- Gout, caused by urate crystal buildup between joints
- Lupus, an inflammatory disease in which your immune system attacks the body’s joints and tissues
Other medical conditions such as inflammatory bowel disease (IBD), hepatitis B, hepatitis C, and various bacterial infections can also cause migratory arthritis. No matter the type of arthritis a person experiences, it’s impossible to predict where or when the pain will move.
Treatment of Migratory Pain
Treat migratory pain as early as possible to break the pain cycle. Pain that moves around the body can be very difficult to diagnose and treat and will require a doctor or doctor’s team who is knowledgeable about pain management.
A pain management specialist will begin the diagnostic process with a physical examination, evaluation of the pain’s medical history, and blood tests that can check for markers that would indicate certain conditions, such as rheumatoid arthritis.
There are also things you can do to help yourself, including getting proper exercise and sporting a good attitude.

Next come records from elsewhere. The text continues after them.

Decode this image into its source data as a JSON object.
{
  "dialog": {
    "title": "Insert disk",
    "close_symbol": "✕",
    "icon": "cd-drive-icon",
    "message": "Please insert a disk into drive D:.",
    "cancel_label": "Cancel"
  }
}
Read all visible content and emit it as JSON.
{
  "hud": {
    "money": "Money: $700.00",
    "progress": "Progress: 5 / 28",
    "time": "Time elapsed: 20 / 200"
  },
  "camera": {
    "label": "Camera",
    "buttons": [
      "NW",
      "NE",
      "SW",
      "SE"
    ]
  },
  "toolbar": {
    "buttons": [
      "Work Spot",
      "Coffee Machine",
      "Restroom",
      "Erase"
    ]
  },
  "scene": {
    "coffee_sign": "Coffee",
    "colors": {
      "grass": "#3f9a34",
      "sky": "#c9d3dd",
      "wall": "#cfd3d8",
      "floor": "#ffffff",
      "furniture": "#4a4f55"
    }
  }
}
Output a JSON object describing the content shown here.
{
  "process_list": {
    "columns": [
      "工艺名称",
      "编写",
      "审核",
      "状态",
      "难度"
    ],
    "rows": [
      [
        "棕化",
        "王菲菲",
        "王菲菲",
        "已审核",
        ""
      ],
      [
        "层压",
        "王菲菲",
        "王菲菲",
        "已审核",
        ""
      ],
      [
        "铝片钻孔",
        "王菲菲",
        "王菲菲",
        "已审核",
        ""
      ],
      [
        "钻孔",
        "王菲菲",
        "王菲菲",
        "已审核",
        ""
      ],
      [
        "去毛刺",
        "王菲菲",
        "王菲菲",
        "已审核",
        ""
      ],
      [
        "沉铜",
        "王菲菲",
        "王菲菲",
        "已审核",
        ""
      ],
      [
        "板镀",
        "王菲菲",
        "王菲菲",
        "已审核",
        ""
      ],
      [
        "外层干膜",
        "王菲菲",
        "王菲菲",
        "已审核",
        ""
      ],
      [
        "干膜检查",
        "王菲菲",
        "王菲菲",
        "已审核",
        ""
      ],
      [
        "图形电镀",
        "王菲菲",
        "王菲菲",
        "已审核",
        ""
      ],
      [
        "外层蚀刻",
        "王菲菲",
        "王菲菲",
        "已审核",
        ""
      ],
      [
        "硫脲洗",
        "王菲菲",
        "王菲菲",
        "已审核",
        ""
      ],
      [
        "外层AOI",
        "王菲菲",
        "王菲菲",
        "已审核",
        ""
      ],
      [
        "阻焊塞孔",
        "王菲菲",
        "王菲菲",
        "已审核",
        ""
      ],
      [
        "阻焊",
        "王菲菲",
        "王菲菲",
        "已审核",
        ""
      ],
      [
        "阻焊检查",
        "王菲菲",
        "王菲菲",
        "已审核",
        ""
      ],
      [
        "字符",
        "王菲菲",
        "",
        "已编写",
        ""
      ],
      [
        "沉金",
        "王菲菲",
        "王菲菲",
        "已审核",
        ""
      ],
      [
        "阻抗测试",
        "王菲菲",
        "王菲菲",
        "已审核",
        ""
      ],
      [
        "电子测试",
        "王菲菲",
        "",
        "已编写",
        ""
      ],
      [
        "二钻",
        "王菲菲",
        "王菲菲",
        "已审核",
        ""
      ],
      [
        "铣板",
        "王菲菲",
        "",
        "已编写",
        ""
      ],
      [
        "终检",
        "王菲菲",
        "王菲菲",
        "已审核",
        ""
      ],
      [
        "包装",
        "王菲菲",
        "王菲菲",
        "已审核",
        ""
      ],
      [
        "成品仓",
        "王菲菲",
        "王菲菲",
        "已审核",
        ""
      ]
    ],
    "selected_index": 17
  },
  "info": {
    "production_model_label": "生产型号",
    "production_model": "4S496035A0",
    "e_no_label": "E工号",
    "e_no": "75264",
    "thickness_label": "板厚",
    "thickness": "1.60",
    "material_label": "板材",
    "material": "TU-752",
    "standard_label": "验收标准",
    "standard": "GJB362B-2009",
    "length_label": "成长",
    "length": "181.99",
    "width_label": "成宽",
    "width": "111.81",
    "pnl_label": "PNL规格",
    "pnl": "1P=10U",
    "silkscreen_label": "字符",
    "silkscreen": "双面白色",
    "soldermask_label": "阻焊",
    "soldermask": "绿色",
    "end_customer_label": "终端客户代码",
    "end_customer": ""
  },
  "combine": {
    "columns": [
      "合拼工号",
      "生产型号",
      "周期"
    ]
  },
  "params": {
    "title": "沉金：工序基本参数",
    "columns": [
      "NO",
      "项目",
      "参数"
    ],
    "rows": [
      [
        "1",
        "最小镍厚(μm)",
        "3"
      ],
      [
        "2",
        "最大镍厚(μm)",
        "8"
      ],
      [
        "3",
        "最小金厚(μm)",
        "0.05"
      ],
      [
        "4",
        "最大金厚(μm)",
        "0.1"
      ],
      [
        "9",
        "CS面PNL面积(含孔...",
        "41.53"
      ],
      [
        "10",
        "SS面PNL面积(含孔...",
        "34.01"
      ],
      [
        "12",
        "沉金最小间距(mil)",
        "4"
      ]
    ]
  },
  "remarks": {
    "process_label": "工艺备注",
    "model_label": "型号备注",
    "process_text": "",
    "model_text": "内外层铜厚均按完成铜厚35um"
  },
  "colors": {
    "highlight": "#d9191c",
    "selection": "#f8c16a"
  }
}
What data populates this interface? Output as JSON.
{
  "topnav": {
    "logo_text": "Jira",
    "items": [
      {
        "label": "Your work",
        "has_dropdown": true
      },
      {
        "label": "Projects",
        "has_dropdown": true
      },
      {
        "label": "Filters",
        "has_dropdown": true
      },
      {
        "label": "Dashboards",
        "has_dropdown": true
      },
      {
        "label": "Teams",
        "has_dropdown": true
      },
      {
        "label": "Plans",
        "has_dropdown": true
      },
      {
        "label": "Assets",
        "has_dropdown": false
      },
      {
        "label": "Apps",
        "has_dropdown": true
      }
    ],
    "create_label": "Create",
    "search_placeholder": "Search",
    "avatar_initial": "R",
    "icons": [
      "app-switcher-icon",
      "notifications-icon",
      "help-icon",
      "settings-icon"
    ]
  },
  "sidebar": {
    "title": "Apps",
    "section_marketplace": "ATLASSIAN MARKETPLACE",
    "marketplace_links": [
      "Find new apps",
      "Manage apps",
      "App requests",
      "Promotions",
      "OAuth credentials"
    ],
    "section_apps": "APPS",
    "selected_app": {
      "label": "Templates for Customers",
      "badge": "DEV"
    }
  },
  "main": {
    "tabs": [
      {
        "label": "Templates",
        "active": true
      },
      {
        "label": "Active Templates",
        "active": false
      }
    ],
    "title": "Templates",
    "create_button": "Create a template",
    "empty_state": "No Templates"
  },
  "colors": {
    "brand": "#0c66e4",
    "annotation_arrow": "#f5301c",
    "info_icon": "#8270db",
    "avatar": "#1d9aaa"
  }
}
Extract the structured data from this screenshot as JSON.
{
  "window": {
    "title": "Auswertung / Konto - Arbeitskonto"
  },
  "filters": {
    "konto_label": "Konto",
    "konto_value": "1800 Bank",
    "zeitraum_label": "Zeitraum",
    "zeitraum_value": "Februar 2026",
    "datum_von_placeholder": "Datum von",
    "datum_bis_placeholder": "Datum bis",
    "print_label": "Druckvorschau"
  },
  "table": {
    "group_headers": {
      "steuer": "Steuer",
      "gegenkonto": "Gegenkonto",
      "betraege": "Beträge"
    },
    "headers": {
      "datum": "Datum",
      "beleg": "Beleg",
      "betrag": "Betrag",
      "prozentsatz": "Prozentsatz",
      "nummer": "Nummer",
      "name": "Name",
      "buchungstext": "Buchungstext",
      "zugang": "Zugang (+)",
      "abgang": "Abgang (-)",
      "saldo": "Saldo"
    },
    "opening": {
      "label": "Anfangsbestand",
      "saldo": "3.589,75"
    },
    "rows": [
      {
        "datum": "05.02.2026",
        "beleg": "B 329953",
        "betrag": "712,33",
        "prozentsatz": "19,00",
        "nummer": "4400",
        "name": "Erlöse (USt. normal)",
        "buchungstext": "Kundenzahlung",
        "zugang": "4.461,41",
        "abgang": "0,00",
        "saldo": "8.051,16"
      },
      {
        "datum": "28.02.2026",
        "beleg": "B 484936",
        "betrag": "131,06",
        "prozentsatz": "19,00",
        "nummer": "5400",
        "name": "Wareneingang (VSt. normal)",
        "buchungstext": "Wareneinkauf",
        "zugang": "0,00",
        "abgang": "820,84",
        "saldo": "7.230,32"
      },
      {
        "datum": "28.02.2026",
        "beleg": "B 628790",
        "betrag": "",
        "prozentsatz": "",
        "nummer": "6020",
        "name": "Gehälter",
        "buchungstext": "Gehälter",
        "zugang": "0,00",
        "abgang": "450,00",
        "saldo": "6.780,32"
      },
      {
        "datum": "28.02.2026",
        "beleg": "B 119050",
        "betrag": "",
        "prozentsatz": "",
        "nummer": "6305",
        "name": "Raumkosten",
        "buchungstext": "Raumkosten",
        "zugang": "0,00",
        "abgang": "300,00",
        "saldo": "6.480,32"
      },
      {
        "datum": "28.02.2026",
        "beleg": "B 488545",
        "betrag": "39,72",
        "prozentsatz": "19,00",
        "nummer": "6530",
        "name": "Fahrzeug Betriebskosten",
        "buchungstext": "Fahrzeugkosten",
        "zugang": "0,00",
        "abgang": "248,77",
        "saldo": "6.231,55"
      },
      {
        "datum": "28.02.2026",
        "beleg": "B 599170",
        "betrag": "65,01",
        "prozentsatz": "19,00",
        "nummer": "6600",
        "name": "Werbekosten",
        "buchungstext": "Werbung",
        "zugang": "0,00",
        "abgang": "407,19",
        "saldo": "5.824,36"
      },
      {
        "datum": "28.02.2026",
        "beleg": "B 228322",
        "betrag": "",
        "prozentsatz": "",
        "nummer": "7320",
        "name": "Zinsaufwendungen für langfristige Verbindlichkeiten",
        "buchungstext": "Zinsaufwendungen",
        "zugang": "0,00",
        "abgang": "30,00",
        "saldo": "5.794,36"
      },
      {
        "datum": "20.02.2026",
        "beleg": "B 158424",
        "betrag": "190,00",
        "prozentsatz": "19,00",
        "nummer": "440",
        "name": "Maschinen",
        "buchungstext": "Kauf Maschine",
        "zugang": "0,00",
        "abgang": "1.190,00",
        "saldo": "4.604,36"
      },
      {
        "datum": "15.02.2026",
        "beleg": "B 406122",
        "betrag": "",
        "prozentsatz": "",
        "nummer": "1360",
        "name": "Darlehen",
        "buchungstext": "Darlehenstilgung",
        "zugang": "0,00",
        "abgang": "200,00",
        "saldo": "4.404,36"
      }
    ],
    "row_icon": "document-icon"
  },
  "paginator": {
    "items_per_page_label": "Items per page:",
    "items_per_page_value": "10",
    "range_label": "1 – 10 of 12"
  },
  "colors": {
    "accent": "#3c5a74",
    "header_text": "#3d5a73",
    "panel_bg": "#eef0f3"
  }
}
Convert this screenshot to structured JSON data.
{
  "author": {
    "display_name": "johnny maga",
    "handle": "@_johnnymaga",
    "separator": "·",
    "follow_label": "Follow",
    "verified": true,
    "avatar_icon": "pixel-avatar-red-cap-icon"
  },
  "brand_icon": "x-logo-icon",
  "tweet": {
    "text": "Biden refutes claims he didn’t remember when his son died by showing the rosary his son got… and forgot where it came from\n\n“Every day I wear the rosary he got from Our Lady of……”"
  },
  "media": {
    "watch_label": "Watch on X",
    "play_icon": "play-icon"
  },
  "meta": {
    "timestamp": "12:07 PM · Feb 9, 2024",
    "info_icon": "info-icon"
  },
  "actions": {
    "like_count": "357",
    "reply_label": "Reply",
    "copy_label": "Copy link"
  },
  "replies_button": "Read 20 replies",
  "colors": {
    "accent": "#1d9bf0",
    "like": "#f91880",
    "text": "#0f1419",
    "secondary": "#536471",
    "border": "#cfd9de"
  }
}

While managing pain can be frustrating, exhausting, and even depressing, a recent study has shown that patients who maintain generally positive emotions experience about 28 percent less pain than those who don’t.
Get Help Today!
PMIR has helped hundreds of thousands of people relieve their chronic pain symptoms. At PMIR we do not just treat your pain, we help you create a Pain Management Plan that is right for you. The first step to finding relief is to take our Pain Assessment and connect with an expert Pain Management Specialist. Find your path to relief, pain that moves around the body can be managed.
At Pain Management and Injury Relief, our pain management specialists use the latest technologies and most advanced equipment to accurately diagnose and manage your pain. Our continuum of services includes innovative, minimally invasive procedures and non-narcotic pain-relief methods.
We also encourage complementary alternative medicine (CAM) options for migratory pain that include acupuncture and massage. If you’d like to learn more about options for addressing your chronic pain, we encourage you to call Pain Management and Injury Relief at (877) 724-6349 to make an appointment today